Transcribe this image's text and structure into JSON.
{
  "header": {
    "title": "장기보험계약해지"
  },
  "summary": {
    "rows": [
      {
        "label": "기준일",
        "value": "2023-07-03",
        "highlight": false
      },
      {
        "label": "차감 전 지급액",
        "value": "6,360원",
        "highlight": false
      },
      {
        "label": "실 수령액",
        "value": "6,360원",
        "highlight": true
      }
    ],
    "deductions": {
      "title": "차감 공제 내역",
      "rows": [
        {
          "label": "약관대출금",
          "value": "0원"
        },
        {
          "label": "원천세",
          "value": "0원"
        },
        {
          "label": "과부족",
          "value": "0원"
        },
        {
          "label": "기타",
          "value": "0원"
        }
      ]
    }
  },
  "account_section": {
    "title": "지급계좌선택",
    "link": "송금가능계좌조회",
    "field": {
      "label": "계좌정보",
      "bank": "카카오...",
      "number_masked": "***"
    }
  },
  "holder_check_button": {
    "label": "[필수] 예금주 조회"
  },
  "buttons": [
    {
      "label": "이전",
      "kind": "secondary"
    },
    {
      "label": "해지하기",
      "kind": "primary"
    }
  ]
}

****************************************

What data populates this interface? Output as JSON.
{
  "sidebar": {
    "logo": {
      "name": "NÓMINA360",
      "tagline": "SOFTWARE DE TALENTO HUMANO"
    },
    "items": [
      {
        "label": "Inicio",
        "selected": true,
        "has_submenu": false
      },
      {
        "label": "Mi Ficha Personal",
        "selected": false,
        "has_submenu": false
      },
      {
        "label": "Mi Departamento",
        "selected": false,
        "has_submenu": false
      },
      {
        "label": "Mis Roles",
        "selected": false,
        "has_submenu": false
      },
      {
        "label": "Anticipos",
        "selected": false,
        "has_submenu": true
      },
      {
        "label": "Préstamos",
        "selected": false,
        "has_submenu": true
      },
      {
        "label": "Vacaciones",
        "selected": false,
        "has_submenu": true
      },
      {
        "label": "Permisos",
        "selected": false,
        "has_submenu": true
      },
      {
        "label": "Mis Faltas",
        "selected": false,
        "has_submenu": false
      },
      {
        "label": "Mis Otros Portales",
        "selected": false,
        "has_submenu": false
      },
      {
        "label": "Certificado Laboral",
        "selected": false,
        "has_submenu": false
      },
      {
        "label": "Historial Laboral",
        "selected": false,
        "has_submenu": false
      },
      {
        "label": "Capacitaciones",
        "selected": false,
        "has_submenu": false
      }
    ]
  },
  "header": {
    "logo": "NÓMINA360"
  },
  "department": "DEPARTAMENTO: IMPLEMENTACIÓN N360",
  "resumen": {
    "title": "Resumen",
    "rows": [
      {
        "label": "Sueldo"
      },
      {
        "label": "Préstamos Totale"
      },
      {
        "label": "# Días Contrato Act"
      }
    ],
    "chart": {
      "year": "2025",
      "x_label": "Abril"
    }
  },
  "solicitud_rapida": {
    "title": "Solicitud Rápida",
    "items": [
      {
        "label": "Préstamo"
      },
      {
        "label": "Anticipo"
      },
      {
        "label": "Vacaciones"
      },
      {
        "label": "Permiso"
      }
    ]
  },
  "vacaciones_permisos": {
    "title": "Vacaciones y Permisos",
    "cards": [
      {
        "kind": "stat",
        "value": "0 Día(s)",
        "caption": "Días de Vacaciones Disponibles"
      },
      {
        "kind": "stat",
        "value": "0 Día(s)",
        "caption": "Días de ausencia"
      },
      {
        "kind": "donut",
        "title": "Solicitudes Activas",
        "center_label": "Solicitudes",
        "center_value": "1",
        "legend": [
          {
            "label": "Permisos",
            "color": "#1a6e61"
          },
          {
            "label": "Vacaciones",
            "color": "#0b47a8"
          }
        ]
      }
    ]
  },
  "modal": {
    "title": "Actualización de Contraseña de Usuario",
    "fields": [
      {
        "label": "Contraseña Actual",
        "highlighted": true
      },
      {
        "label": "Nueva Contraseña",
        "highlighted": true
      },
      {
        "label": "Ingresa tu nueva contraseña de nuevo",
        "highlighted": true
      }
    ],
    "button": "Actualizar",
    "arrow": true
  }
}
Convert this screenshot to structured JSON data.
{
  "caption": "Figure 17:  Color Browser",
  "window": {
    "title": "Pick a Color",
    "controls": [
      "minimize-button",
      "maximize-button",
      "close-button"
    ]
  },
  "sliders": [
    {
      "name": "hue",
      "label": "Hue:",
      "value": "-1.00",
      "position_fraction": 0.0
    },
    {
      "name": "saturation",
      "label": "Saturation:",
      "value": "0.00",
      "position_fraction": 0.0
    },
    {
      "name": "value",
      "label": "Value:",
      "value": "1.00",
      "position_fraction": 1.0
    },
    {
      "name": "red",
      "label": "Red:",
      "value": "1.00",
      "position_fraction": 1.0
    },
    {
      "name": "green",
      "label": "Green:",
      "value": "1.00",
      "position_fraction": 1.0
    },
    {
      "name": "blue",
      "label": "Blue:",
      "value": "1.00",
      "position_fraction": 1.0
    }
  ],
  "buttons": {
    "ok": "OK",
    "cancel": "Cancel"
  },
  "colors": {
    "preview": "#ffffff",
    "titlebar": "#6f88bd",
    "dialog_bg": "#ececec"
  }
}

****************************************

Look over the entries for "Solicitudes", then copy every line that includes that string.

        "title": "Solicitudes Activas",
        "center_label": "Solicitudes",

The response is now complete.